Tribunus plebis, rendered in English as tribune of the plebs, tribune of the people or plebeian tribune, was the first office of the Roman state that was open to the plebeians, and throughout the history of the Republic the most important check on the power of the Roman Senate and magistrates. These tribunes had the power to convene and preside over the Concilium Plebis (people's assembly); to summon the senate; to propose legislation; and to intervene on behalf of plebeians in legal matters; but the most significant power was to veto the actions of the consuls and other magistrates, thus protecting the interests of the plebeians as a class. The tribunes of the plebs were sacrosanct, meaning that any assault on their person was prohibited by law. In imperial times, the powers of the tribunate were granted to the emperor as a matter of course, and the office itself lost its independence and most of its functions. During the day the tribunes used to sit on the tribune benches on the Forum Romanum.Vigintisexviri
The Vigintisexviri (sing. vigintisexvir) was a college (collegium) of minor magistrates (magistratus minores) in the Roman Republic; the name literally means "Twenty-Six Men". The college consisted of six boards:
decemviri stlitibus iudicandis – 10 magistrates who judged lawsuits, including those dealing with whether a man was free or a slave;
the tresviri capitales, also known as nocturni – three magistrates who had a police function in Rome, in charge of prisons and the execution of criminals;
the tresviri aere argento auro flando feriundo, also known as tresviri monetales – three magistrates who were in charge of striking and casting bronze, silver and gold (minting coins);
the quattuorviri viis in urbe purgandis, also known as quattuorviri viarum curandarum – four magistrates overseeing road maintenance within the city of Rome;
the duoviri viis extra urbem purgandis, also known as duoviri curatores viarum – two magistrates overseeing road maintenance near Rome;

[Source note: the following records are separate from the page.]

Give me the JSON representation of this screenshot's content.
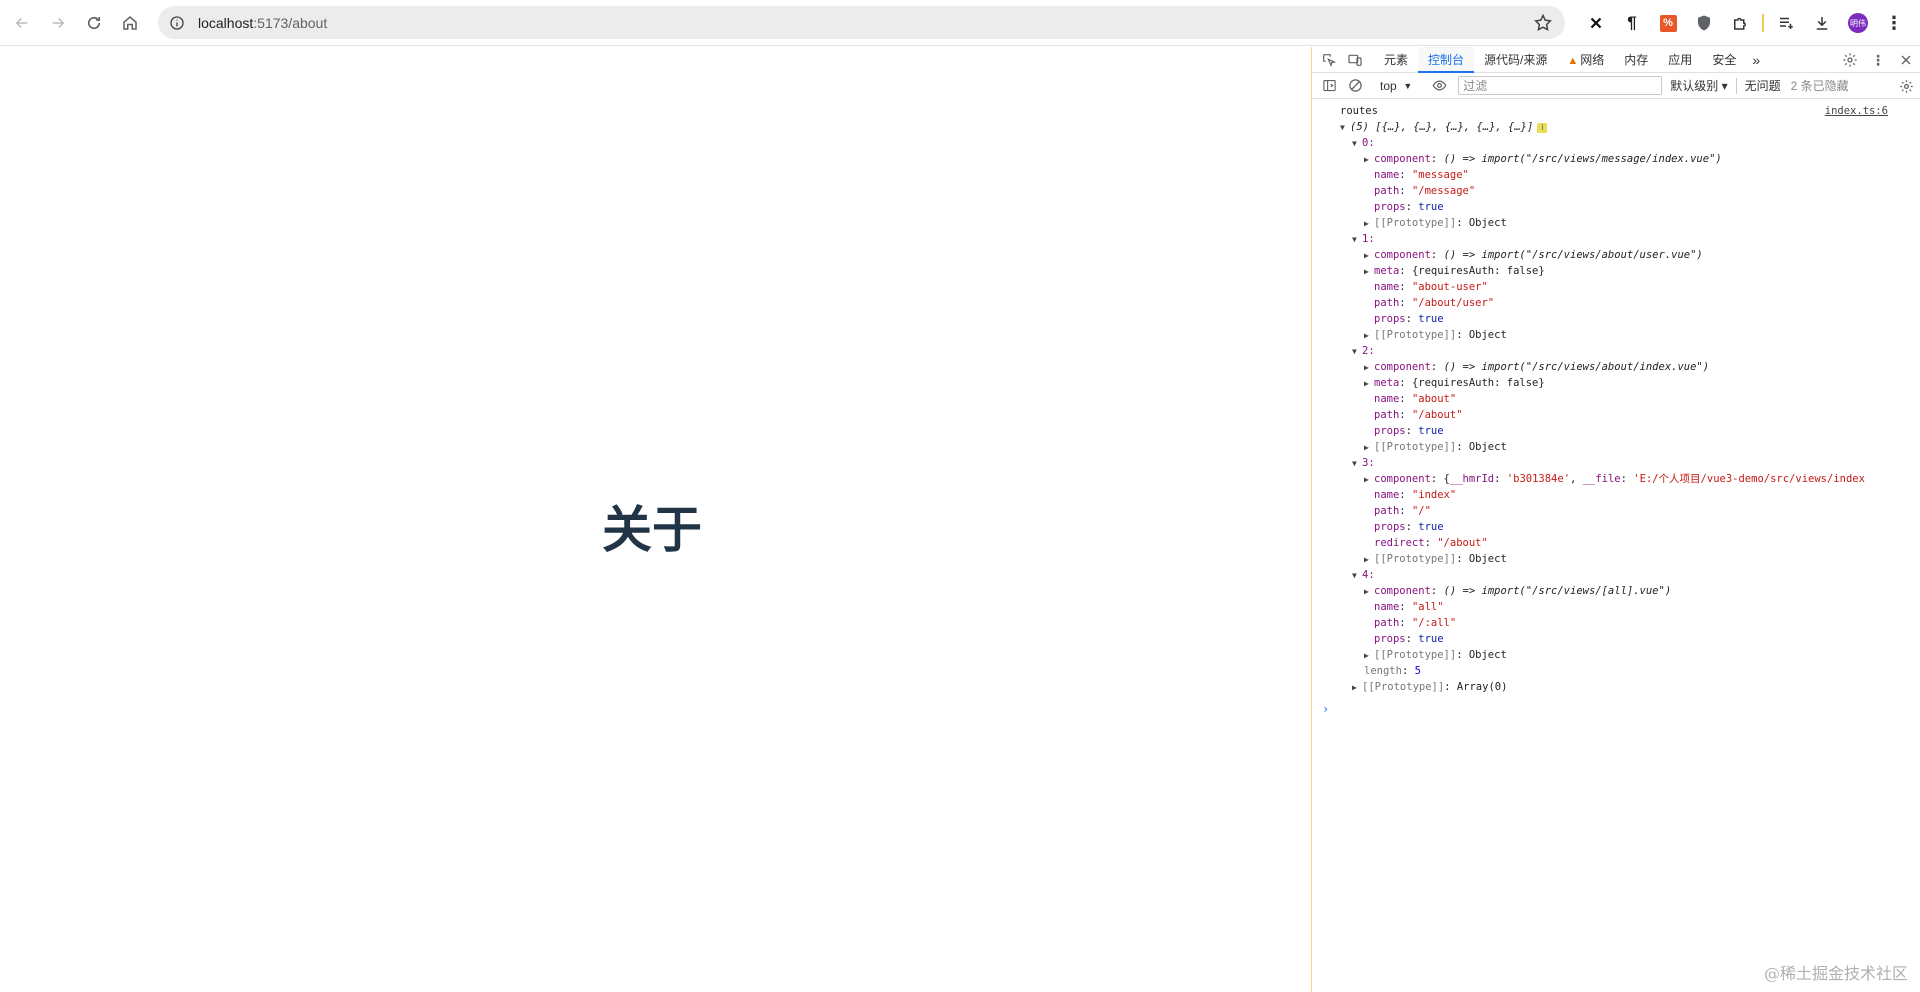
{
  "browser": {
    "url_host": "localhost",
    "url_path": ":5173/about",
    "avatar_label": "明伟"
  },
  "page": {
    "heading": "关于"
  },
  "devtools": {
    "tabs": [
      {
        "label": "元素"
      },
      {
        "label": "控制台"
      },
      {
        "label": "源代码/来源"
      },
      {
        "label": "网络"
      },
      {
        "label": "内存"
      },
      {
        "label": "应用"
      },
      {
        "label": "安全"
      }
    ],
    "more_tabs": "»",
    "context": "top",
    "filter_placeholder": "过滤",
    "level": "默认级别 ▾",
    "issues": "无问题",
    "hidden": "2 条已隐藏",
    "console": {
      "log_label": "routes",
      "source": "index.ts:6",
      "array_preview": "(5) [{…}, {…}, {…}, {…}, {…}]",
      "info_badge": "i",
      "length_key": "length",
      "length_val": "5",
      "array_proto": "[[Prototype]]",
      "array_proto_val": "Array(0)",
      "items": [
        {
          "index": "0:",
          "component": "() => import(\"/src/views/message/index.vue\")",
          "name": "\"message\"",
          "path": "\"/message\"",
          "props": "true"
        },
        {
          "index": "1:",
          "component": "() => import(\"/src/views/about/user.vue\")",
          "meta": "{requiresAuth: false}",
          "name": "\"about-user\"",
          "path": "\"/about/user\"",
          "props": "true"
        },
        {
          "index": "2:",
          "component": "() => import(\"/src/views/about/index.vue\")",
          "meta": "{requiresAuth: false}",
          "name": "\"about\"",
          "path": "\"/about\"",
          "props": "true"
        },
        {
          "index": "3:",
          "component_hmr_key": "__hmrId",
          "component_hmr_val": "'b301384e'",
          "component_file_key": "__file",
          "component_file_val": "'E:/个人项目/vue3-demo/src/views/index",
          "name": "\"index\"",
          "path": "\"/\"",
          "props": "true",
          "redirect": "\"/about\""
        },
        {
          "index": "4:",
          "component": "() => import(\"/src/views/[all].vue\")",
          "name": "\"all\"",
          "path": "\"/:all\"",
          "props": "true"
        }
      ],
      "proto_label": "[[Prototype]]",
      "proto_val": "Object"
    }
  },
  "watermark": "@稀土掘金技术社区"
}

the four praefecti Capuam Cumas – praefecti sent to Capua and Cumae in Campania to administer justice there.The singular of tresviri is triumvir; triumviri is also sometimes used for the plural but is considered to be less correct.